She was a local stantion and did her gunnery etc. with us. We did a full power trial in the North Sea about 33 knots. We had Admiral the Earl of Jellicoe with us to see this rather spectacular Prince of Wales Feathers effect up through the 3 hawse pipes. He was tickled pink. He had been used to 20 knots or so. I stood with him on the Flag Deck - I was a Communications Rating. Our siren jambed open and filled the North Sea with noise and it took the Engineers ages to fix it - you can imagine the panic. A prolonged blast means, "I am in distress" and our Fleet all round us in very ponderous numbers - can you imagine it? Then the bearings ran hot and we lost speed to a point where we only just about had steerage way, but we made Invergordon O.K.

Harry Smith,

I joined Hood in time to do the ten months showing the flag around the world and left her in 1929.

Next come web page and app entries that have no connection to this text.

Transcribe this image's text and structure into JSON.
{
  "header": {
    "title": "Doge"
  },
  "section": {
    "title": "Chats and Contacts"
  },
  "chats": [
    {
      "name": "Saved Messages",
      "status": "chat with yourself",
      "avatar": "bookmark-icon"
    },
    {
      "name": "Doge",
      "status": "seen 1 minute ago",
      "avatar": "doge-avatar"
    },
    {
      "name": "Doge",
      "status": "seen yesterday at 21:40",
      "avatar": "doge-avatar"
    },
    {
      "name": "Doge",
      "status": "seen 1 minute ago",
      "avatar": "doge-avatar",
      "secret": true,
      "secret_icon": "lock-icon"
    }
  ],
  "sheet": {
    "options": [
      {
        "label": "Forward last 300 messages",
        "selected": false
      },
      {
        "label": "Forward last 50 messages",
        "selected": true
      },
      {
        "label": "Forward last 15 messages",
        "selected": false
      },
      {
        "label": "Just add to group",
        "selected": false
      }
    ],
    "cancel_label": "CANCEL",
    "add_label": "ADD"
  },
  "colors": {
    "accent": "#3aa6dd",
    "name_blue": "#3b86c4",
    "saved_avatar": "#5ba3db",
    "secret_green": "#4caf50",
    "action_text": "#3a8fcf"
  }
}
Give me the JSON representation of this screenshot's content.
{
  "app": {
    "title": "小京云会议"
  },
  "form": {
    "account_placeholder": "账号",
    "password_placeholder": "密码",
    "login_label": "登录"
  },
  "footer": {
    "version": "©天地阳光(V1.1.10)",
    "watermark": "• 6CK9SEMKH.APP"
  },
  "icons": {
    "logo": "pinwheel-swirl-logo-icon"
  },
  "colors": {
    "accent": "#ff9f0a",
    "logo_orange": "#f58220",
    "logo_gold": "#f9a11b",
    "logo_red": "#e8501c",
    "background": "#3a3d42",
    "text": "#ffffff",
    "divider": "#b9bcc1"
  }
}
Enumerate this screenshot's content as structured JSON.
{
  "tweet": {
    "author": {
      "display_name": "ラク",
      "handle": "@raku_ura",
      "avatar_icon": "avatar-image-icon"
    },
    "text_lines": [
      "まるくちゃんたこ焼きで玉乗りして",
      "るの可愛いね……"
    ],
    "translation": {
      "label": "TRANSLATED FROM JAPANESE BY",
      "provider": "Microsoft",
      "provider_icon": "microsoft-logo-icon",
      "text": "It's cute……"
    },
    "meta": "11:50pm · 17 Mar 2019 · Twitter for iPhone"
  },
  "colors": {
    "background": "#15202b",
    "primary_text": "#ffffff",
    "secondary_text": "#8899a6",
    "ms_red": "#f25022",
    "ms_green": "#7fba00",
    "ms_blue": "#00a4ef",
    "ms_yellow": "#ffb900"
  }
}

During the 1926 General Strike we were recalled from leave to rejoin the Hood at Guz, and we sailed at midnight. We were then on strike duty at the Princess Docks, Glasgow - the Hood lay at the Tail of the Bank and we went up to the docks in a drifter. Golly what a time we had.

After the Strike we went to Pompey for the first time and whilst at Pompey I met my wife, who came aboard as a visitor, and in 1930 we were married. The end came on September 2nd, 1974, when she died of cancer, and now you can see I am a very lonely man on my own, and pray every night that I shall not wake up in the morning.

I am 77 years old and will not be able to attend the reunion - my last operation when I was opened up the Surgeon found something else and so you will understand I have not much longer to live. I am nearly blind with cataracts as well.

But I still have wonderful memories of my late wife and "my other love, H.M.S. Hood.

L. Hudson,
"The Hood",
Station Road, Polesworth,
Nr Tamworth.

I am preparing a complete list of members. Those who would like a list would they send a stamped 9" x 6" envelope. A lot of members have not paid their Membership Fees. Would they please put this right as it's only £2.00 for life.

My sincere thanks to Members who have sent me lovely Xmas Cards. The numbers are too great for me to answer all of them.

In the meantime may you all be blessed with Ventis Secundis.


Note from Editor: These particular articles are also in the "Remembering Hood" area of the site.